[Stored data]
=== Begin Enclosure ===
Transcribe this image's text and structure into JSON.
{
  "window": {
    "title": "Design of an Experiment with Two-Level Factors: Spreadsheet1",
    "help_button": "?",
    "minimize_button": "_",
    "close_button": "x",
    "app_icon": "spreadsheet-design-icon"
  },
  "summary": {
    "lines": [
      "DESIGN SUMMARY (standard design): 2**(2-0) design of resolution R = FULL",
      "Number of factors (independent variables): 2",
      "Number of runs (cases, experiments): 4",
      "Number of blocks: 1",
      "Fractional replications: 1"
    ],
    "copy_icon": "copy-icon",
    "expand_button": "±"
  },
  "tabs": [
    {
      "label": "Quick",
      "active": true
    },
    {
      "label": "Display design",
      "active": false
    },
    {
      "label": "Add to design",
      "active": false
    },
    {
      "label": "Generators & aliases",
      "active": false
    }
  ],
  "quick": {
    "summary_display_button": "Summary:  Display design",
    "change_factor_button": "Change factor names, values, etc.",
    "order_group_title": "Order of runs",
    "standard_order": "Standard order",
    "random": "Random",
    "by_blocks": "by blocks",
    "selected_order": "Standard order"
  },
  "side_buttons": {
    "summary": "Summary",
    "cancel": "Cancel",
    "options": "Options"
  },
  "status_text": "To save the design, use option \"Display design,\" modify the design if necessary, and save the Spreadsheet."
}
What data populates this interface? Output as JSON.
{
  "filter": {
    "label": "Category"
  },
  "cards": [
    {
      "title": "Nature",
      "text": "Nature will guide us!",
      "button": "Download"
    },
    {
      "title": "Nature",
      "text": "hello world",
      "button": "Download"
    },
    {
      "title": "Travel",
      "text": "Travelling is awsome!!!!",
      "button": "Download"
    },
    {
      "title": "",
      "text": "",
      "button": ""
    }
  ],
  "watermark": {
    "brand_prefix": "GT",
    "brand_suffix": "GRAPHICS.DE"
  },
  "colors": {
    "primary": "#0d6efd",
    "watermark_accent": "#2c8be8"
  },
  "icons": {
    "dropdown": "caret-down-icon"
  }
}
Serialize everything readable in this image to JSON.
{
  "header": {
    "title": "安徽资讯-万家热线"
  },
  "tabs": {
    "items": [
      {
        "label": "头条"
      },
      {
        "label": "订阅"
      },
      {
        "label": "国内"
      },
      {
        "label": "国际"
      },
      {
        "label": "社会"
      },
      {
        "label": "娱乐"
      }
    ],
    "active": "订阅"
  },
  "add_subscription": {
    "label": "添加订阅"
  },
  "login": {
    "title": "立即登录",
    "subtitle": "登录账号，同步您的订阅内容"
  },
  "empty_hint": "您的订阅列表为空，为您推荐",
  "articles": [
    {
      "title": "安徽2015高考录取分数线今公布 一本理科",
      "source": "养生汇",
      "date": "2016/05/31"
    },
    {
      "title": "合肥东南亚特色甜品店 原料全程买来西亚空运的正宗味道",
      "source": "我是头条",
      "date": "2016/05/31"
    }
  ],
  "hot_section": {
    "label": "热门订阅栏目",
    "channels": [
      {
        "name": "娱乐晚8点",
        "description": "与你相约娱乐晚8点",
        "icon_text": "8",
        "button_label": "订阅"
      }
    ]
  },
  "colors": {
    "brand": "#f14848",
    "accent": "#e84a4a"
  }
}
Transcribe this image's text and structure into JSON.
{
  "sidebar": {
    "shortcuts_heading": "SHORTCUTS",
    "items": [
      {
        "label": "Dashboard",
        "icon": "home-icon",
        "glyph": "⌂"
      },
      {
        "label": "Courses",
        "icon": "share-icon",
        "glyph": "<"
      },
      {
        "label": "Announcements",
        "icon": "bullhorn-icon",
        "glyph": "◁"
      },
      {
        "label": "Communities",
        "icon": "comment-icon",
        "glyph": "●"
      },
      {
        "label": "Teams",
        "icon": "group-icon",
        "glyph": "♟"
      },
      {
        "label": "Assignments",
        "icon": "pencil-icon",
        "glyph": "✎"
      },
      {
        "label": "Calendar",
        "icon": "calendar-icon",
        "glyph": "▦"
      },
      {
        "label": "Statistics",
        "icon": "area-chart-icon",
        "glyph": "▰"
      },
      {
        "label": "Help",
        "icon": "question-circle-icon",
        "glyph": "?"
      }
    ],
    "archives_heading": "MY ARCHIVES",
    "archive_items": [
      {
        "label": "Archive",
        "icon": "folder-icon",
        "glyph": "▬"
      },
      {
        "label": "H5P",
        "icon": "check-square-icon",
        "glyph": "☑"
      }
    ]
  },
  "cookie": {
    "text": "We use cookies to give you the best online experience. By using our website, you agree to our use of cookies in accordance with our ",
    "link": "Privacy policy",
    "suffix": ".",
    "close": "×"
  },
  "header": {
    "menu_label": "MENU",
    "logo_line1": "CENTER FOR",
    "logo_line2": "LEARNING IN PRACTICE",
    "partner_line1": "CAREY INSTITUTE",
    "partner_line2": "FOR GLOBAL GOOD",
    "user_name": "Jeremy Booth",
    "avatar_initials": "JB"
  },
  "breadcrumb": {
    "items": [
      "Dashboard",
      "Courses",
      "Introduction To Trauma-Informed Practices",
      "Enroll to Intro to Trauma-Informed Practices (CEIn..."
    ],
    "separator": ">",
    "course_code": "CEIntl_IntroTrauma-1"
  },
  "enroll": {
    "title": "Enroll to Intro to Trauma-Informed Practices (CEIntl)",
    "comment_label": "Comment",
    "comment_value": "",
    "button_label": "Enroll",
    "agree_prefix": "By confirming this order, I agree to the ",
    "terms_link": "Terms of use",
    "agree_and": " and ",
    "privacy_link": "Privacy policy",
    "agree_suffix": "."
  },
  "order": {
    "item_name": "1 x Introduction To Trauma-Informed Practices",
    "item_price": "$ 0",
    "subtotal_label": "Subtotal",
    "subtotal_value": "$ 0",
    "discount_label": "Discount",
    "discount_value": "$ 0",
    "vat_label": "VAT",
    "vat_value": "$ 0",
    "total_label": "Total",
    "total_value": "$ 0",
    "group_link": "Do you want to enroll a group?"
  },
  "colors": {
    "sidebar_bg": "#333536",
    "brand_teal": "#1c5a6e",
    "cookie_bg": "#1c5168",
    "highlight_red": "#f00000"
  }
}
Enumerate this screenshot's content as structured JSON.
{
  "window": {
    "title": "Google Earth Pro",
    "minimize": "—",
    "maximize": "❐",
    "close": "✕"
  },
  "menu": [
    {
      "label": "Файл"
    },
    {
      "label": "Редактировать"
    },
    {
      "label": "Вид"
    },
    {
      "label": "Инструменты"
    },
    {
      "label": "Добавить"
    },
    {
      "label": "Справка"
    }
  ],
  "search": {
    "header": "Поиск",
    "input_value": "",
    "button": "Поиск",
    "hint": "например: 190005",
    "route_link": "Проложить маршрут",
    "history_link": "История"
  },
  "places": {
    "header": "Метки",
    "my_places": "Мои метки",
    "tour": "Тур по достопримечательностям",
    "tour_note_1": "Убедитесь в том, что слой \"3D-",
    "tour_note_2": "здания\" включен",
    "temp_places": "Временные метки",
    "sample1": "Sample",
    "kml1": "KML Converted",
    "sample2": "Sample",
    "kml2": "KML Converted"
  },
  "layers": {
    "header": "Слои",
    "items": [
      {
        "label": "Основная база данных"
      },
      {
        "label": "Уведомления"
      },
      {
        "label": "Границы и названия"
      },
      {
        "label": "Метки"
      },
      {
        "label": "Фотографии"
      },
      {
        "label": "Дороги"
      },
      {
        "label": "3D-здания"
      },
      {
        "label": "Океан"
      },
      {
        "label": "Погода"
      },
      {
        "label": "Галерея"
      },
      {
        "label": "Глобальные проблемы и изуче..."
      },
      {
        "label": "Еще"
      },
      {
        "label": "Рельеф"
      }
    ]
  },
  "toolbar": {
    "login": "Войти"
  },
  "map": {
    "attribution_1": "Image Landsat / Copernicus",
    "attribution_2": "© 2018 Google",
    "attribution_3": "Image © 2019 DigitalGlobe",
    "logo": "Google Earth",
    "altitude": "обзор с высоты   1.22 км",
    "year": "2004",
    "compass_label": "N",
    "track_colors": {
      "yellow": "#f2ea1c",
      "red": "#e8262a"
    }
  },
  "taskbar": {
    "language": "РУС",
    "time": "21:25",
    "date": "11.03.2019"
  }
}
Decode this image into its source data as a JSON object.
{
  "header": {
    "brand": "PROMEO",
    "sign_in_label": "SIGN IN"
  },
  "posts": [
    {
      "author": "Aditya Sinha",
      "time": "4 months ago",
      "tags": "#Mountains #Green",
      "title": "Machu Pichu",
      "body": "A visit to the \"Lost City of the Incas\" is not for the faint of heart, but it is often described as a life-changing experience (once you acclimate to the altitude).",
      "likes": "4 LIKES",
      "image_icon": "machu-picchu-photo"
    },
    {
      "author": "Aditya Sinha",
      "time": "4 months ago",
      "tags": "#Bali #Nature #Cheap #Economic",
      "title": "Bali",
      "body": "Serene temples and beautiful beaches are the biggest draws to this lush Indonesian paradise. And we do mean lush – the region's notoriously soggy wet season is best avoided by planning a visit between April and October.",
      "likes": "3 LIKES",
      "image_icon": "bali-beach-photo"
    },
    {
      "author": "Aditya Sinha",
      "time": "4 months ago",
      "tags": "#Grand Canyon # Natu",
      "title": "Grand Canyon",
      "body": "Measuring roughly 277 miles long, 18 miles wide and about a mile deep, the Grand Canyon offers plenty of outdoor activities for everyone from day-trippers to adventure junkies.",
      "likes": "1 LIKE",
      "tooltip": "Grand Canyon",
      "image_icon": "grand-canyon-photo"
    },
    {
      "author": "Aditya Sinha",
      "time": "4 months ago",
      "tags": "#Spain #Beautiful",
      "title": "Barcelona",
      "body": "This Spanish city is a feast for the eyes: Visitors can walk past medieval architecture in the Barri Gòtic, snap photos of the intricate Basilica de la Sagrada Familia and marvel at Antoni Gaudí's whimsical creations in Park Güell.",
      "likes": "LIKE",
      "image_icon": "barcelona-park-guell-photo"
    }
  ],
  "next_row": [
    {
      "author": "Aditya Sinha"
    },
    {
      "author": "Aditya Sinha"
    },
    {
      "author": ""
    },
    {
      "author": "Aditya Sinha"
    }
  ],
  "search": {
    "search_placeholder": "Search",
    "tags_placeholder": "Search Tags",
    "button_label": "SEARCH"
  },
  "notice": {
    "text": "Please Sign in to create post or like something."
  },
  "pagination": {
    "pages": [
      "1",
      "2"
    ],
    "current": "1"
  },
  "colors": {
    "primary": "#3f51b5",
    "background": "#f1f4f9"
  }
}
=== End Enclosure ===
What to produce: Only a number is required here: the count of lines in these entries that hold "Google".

Written response: 3